(Excerpts from an interface dataset)
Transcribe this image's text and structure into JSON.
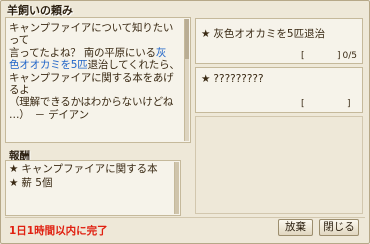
{
  "window": {
    "title": "羊飼いの頼み"
  },
  "story": {
    "line1": "キャンプファイアについて知りたいって",
    "line2a": "言ってたよね？ 南の平原にいる",
    "line2b": "灰",
    "line3a": "色オオカミを5匹",
    "line3b": "退治してくれたら、",
    "line4": "キャンプファイアに関する本をあげるよ",
    "line5": "（理解できるかはわからないけどね",
    "line6": "…）　－ デイアン"
  },
  "quests": [
    {
      "text": "灰色オオカミを5匹退治",
      "progress": "0/5",
      "bracket_left": "[",
      "bracket_right": "]"
    },
    {
      "text": "?????????",
      "progress": "",
      "bracket_left": "[",
      "bracket_right": "]"
    }
  ],
  "reward": {
    "heading": "報酬",
    "items": [
      {
        "text": "キャンプファイアに関する本"
      },
      {
        "text": "薪 5個"
      }
    ]
  },
  "deadline": "1日1時間以内に完了",
  "buttons": {
    "abandon": "放棄",
    "close": "閉じる"
  },
  "icons": {
    "bullet": "★"
  },
  "colors": {
    "deadline": "#e02010",
    "highlight": "#1f64c8"
  }
}
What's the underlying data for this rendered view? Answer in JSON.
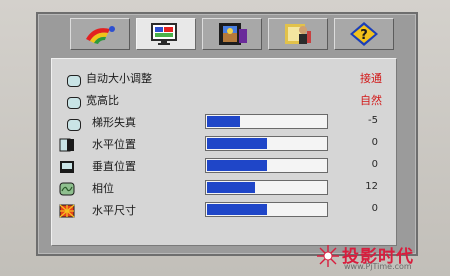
{
  "tabs": [
    {
      "name": "color-palette-icon",
      "active": false
    },
    {
      "name": "display-image-icon",
      "active": true
    },
    {
      "name": "film-setup-icon",
      "active": false
    },
    {
      "name": "person-options-icon",
      "active": false
    },
    {
      "name": "help-question-icon",
      "active": false
    }
  ],
  "colors": {
    "accent_blue": "#1f46c8",
    "value_red": "#d21818",
    "watermark_red": "#d81e3e"
  },
  "rows": [
    {
      "label": "自动大小调整",
      "value": "接通",
      "icon": "screen-auto-size-icon"
    },
    {
      "label": "宽高比",
      "value": "自然",
      "icon": "aspect-ratio-icon"
    },
    {
      "label": "梯形失真",
      "value": "-5",
      "level": 0.28,
      "icon": "keystone-icon"
    },
    {
      "label": "水平位置",
      "value": "0",
      "level": 0.5,
      "icon": "horizontal-position-icon"
    },
    {
      "label": "垂直位置",
      "value": "0",
      "level": 0.5,
      "icon": "vertical-position-icon"
    },
    {
      "label": "相位",
      "value": "12",
      "level": 0.4,
      "icon": "phase-icon"
    },
    {
      "label": "水平尺寸",
      "value": "0",
      "level": 0.5,
      "icon": "horizontal-size-icon"
    }
  ],
  "watermark": {
    "brand": "投影时代",
    "url": "www.PjTime.com"
  }
}
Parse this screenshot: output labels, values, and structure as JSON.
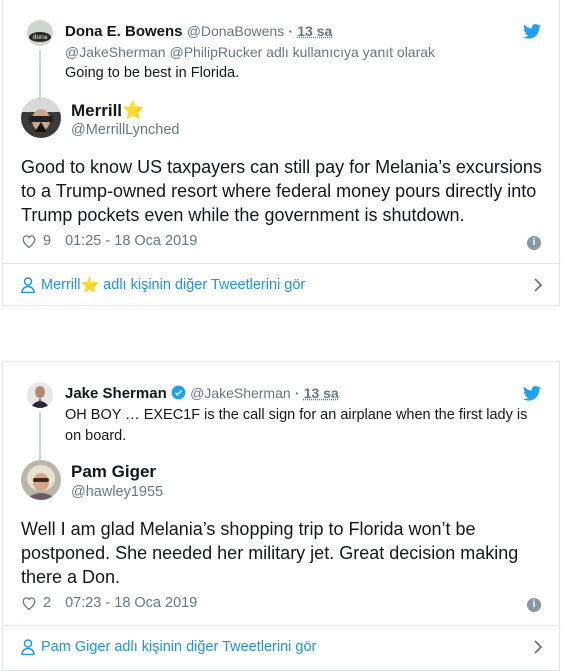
{
  "tweets": [
    {
      "parent": {
        "name": "Dona E. Bowens",
        "handle": "@DonaBowens",
        "sep": "·",
        "time": "13 sa",
        "reply_to": "@JakeSherman @PhilipRucker adlı kullanıcıya yanıt olarak",
        "text": "Going to be best in Florida.",
        "avatar_text": "dona"
      },
      "main": {
        "name": "Merrill",
        "name_emoji": "⭐",
        "handle": "@MerrillLynched",
        "text": "Good to know US taxpayers can still pay for Melania’s excursions to a Trump-owned resort where federal money pours directly into Trump pockets even while the government is shutdown.",
        "likes": "9",
        "timestamp": "01:25 - 18 Oca 2019"
      },
      "more_link": {
        "name": "Merrill",
        "emoji": "⭐",
        "suffix": " adlı kişinin diğer Tweetlerini gör"
      }
    },
    {
      "parent": {
        "name": "Jake Sherman",
        "handle": "@JakeSherman",
        "sep": "·",
        "time": "13 sa",
        "verified": true,
        "text": "OH BOY … EXEC1F is the call sign for an airplane when the first lady is on board."
      },
      "main": {
        "name": "Pam Giger",
        "handle": "@hawley1955",
        "text": "Well I am glad Melania’s shopping trip to Florida won’t be postponed. She needed her military jet. Great decision making there a Don.",
        "likes": "2",
        "timestamp": "07:23 - 18 Oca 2019"
      },
      "more_link": {
        "name": "Pam Giger",
        "suffix": " adlı kişinin diğer Tweetlerini gör"
      }
    }
  ],
  "colors": {
    "link": "#1b95e0",
    "muted": "#657786",
    "star": "#f5a623",
    "twitter_bird": "#1da1f2",
    "verified": "#1da1f2"
  }
}
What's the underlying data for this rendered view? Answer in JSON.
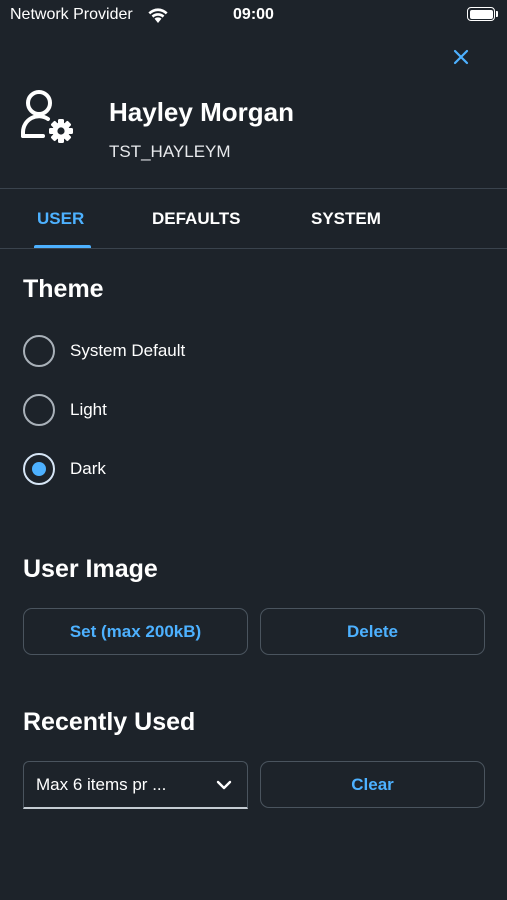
{
  "status_bar": {
    "carrier": "Network Provider",
    "time": "09:00",
    "battery_level": 1.0
  },
  "header": {
    "name": "Hayley Morgan",
    "user_id": "TST_HAYLEYM",
    "icon": "user-settings-icon",
    "close_icon": "close-icon"
  },
  "tabs": [
    {
      "label": "USER",
      "active": true
    },
    {
      "label": "DEFAULTS",
      "active": false
    },
    {
      "label": "SYSTEM",
      "active": false
    }
  ],
  "theme": {
    "title": "Theme",
    "options": [
      {
        "label": "System Default",
        "selected": false
      },
      {
        "label": "Light",
        "selected": false
      },
      {
        "label": "Dark",
        "selected": true
      }
    ]
  },
  "user_image": {
    "title": "User Image",
    "set_label": "Set (max 200kB)",
    "delete_label": "Delete"
  },
  "recently_used": {
    "title": "Recently Used",
    "select_value": "Max 6 items pr ...",
    "clear_label": "Clear"
  },
  "colors": {
    "background": "#1d232a",
    "accent": "#4db1ff",
    "text": "#ffffff",
    "border": "#4a545e"
  }
}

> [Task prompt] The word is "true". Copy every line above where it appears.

> [Written response]
      "active": true
        "verified": true,
      "active": true
        "selected": true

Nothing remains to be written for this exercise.